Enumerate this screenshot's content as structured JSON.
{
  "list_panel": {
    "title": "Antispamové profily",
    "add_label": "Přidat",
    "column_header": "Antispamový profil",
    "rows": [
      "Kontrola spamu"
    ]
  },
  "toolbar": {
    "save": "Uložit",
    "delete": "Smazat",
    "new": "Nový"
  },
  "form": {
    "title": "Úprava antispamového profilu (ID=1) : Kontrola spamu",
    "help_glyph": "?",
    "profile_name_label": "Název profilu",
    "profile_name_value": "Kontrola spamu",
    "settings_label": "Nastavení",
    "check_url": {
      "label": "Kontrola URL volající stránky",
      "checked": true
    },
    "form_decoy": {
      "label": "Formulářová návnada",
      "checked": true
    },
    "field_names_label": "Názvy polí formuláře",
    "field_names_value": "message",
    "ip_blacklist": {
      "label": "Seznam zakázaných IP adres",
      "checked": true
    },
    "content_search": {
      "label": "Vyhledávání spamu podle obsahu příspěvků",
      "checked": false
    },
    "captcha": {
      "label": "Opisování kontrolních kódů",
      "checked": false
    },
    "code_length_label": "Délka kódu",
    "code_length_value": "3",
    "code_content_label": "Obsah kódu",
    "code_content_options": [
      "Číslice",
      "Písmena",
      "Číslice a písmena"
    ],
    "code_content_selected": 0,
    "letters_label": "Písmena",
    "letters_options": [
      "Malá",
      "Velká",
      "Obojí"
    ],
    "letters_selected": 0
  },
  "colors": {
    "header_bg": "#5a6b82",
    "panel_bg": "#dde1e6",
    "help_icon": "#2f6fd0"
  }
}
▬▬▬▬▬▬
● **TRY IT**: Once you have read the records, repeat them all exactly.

● **WRITTEN SOLUTION**:
Enumerate this screenshot's content as structured JSON.
{
  "list_panel": {
    "title": "Antispamové profily",
    "add_label": "Přidat",
    "column_header": "Antispamový profil",
    "rows": [
      "Kontrola spamu"
    ]
  },
  "toolbar": {
    "save": "Uložit",
    "delete": "Smazat",
    "new": "Nový"
  },
  "form": {
    "title": "Úprava antispamového profilu (ID=1) : Kontrola spamu",
    "help_glyph": "?",
    "profile_name_label": "Název profilu",
    "profile_name_value": "Kontrola spamu",
    "settings_label": "Nastavení",
    "check_url": {
      "label": "Kontrola URL volající stránky",
      "checked": true
    },
    "form_decoy": {
      "label": "Formulářová návnada",
      "checked": true
    },
    "field_names_label": "Názvy polí formuláře",
    "field_names_value": "message",
    "ip_blacklist": {
      "label": "Seznam zakázaných IP adres",
      "checked": true
    },
    "content_search": {
      "label": "Vyhledávání spamu podle obsahu příspěvků",
      "checked": false
    },
    "captcha": {
      "label": "Opisování kontrolních kódů",
      "checked": false
    },
    "code_length_label": "Délka kódu",
    "code_length_value": "3",
    "code_content_label": "Obsah kódu",
    "code_content_options": [
      "Číslice",
      "Písmena",
      "Číslice a písmena"
    ],
    "code_content_selected": 0,
    "letters_label": "Písmena",
    "letters_options": [
      "Malá",
      "Velká",
      "Obojí"
    ],
    "letters_selected": 0
  },
  "colors": {
    "header_bg": "#5a6b82",
    "panel_bg": "#dde1e6",
    "help_icon": "#2f6fd0"
  }
}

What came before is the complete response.